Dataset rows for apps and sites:
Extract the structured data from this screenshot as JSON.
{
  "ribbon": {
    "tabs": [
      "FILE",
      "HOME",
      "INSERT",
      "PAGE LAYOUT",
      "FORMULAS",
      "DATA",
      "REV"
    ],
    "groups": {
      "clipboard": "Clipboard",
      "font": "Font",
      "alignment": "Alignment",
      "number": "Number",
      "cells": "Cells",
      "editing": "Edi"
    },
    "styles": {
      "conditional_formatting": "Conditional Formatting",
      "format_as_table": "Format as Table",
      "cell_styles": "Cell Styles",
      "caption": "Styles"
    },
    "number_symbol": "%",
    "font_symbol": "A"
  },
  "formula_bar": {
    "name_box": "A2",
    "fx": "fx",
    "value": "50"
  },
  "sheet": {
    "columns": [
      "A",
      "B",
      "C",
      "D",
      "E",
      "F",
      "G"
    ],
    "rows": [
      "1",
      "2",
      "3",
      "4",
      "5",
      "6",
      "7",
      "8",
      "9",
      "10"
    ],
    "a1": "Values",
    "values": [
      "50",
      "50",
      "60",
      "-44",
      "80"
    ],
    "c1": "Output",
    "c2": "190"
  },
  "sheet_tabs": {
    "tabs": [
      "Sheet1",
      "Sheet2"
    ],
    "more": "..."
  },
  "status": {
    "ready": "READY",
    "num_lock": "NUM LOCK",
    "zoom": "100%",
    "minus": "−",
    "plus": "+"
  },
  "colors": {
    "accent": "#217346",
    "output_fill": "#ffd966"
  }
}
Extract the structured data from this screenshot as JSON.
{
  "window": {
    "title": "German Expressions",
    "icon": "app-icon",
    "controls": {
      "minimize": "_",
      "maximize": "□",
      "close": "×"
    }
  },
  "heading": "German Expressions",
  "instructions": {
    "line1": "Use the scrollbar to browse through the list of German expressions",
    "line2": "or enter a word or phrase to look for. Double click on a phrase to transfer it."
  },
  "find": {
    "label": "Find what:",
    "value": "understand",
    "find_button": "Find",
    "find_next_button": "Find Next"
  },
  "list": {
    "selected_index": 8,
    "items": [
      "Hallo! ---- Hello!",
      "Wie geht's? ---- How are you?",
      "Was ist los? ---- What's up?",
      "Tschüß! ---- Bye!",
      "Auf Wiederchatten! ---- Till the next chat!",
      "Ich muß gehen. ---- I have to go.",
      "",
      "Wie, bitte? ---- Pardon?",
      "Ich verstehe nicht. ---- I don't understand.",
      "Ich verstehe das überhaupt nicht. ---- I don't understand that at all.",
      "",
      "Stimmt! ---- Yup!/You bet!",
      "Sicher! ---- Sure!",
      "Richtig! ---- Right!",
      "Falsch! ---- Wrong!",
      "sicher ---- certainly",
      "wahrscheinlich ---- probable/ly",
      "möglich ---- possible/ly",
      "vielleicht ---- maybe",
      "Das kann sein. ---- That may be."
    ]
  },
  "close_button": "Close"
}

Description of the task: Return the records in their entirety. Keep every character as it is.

Task result:
Extract the structured data from this screenshot as JSON.
{
  "ribbon": {
    "tabs": [
      "FILE",
      "HOME",
      "INSERT",
      "PAGE LAYOUT",
      "FORMULAS",
      "DATA",
      "REV"
    ],
    "groups": {
      "clipboard": "Clipboard",
      "font": "Font",
      "alignment": "Alignment",
      "number": "Number",
      "cells": "Cells",
      "editing": "Edi"
    },
    "styles": {
      "conditional_formatting": "Conditional Formatting",
      "format_as_table": "Format as Table",
      "cell_styles": "Cell Styles",
      "caption": "Styles"
    },
    "number_symbol": "%",
    "font_symbol": "A"
  },
  "formula_bar": {
    "name_box": "A2",
    "fx": "fx",
    "value": "50"
  },
  "sheet": {
    "columns": [
      "A",
      "B",
      "C",
      "D",
      "E",
      "F",
      "G"
    ],
    "rows": [
      "1",
      "2",
      "3",
      "4",
      "5",
      "6",
      "7",
      "8",
      "9",
      "10"
    ],
    "a1": "Values",
    "values": [
      "50",
      "50",
      "60",
      "-44",
      "80"
    ],
    "c1": "Output",
    "c2": "190"
  },
  "sheet_tabs": {
    "tabs": [
      "Sheet1",
      "Sheet2"
    ],
    "more": "..."
  },
  "status": {
    "ready": "READY",
    "num_lock": "NUM LOCK",
    "zoom": "100%",
    "minus": "−",
    "plus": "+"
  },
  "colors": {
    "accent": "#217346",
    "output_fill": "#ffd966"
  }
}
Extract the structured data from this screenshot as JSON.
{
  "window": {
    "title": "German Expressions",
    "icon": "app-icon",
    "controls": {
      "minimize": "_",
      "maximize": "□",
      "close": "×"
    }
  },
  "heading": "German Expressions",
  "instructions": {
    "line1": "Use the scrollbar to browse through the list of German expressions",
    "line2": "or enter a word or phrase to look for. Double click on a phrase to transfer it."
  },
  "find": {
    "label": "Find what:",
    "value": "understand",
    "find_button": "Find",
    "find_next_button": "Find Next"
  },
  "list": {
    "selected_index": 8,
    "items": [
      "Hallo! ---- Hello!",
      "Wie geht's? ---- How are you?",
      "Was ist los? ---- What's up?",
      "Tschüß! ---- Bye!",
      "Auf Wiederchatten! ---- Till the next chat!",
      "Ich muß gehen. ---- I have to go.",
      "",
      "Wie, bitte? ---- Pardon?",
      "Ich verstehe nicht. ---- I don't understand.",
      "Ich verstehe das überhaupt nicht. ---- I don't understand that at all.",
      "",
      "Stimmt! ---- Yup!/You bet!",
      "Sicher! ---- Sure!",
      "Richtig! ---- Right!",
      "Falsch! ---- Wrong!",
      "sicher ---- certainly",
      "wahrscheinlich ---- probable/ly",
      "möglich ---- possible/ly",
      "vielleicht ---- maybe",
      "Das kann sein. ---- That may be."
    ]
  },
  "close_button": "Close"
}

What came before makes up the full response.